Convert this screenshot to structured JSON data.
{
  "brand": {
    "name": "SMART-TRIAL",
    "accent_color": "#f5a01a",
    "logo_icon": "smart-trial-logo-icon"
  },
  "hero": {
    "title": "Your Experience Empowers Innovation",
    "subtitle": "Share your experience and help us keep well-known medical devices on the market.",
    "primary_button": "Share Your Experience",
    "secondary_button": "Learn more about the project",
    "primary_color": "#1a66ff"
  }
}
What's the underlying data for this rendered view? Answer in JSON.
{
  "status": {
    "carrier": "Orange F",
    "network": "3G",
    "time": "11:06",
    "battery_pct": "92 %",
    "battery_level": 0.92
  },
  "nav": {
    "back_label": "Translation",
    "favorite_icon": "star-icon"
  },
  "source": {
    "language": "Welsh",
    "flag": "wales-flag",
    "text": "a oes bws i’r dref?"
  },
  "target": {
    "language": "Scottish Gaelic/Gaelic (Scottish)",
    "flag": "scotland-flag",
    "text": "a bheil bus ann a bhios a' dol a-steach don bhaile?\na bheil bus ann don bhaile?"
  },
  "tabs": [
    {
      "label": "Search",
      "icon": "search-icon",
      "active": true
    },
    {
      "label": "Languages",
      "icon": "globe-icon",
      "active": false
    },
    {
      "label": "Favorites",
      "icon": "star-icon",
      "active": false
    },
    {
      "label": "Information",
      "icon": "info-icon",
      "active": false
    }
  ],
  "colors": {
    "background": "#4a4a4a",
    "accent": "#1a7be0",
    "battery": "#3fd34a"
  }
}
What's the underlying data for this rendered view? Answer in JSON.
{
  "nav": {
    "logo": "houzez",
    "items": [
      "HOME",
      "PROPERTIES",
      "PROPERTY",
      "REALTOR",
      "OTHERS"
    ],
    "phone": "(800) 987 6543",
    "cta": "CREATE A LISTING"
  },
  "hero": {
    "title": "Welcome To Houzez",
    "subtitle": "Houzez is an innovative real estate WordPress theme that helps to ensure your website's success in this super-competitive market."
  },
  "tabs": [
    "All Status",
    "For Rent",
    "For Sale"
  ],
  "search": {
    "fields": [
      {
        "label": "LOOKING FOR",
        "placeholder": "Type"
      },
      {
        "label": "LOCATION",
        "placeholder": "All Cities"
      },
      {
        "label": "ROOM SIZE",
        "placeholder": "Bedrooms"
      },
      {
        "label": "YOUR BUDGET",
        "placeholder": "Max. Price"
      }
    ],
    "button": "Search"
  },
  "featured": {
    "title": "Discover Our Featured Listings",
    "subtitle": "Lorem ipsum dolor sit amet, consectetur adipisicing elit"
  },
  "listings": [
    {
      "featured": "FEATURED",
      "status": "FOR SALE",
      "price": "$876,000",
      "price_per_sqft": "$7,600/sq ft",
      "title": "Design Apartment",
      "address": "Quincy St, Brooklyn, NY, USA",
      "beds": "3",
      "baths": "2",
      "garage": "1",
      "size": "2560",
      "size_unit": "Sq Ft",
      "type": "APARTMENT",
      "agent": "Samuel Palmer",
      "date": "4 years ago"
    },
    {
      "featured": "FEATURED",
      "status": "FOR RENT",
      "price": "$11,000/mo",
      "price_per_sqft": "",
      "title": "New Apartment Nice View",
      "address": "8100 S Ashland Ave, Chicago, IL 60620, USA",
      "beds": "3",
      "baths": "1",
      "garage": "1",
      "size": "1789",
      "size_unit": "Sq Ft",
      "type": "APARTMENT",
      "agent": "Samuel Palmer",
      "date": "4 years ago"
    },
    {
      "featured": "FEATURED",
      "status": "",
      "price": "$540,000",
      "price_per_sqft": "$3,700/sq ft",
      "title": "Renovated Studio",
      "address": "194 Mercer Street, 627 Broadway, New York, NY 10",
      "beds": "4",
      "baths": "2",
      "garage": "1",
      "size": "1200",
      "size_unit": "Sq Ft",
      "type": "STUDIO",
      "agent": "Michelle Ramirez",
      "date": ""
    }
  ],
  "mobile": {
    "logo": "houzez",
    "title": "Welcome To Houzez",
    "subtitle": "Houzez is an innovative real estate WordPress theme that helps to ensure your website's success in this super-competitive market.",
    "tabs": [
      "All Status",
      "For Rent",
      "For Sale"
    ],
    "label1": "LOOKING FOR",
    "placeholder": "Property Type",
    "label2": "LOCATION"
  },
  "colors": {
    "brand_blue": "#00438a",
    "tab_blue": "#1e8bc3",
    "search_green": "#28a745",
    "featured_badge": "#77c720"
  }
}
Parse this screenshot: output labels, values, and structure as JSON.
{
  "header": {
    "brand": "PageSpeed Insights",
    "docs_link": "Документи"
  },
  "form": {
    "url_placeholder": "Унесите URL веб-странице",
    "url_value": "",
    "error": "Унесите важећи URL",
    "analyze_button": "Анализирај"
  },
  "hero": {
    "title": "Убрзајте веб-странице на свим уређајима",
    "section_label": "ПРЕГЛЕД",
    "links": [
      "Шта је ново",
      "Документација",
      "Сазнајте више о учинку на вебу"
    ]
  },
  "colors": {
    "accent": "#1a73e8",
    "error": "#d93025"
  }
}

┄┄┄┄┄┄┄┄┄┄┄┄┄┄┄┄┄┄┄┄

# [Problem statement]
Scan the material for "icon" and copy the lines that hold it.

# [Task answer]
    "logo_icon": "smart-trial-logo-icon"
    "favorite_icon": "star-icon"
      "icon": "search-icon",
      "icon": "globe-icon",
      "icon": "star-icon",
      "icon": "info-icon",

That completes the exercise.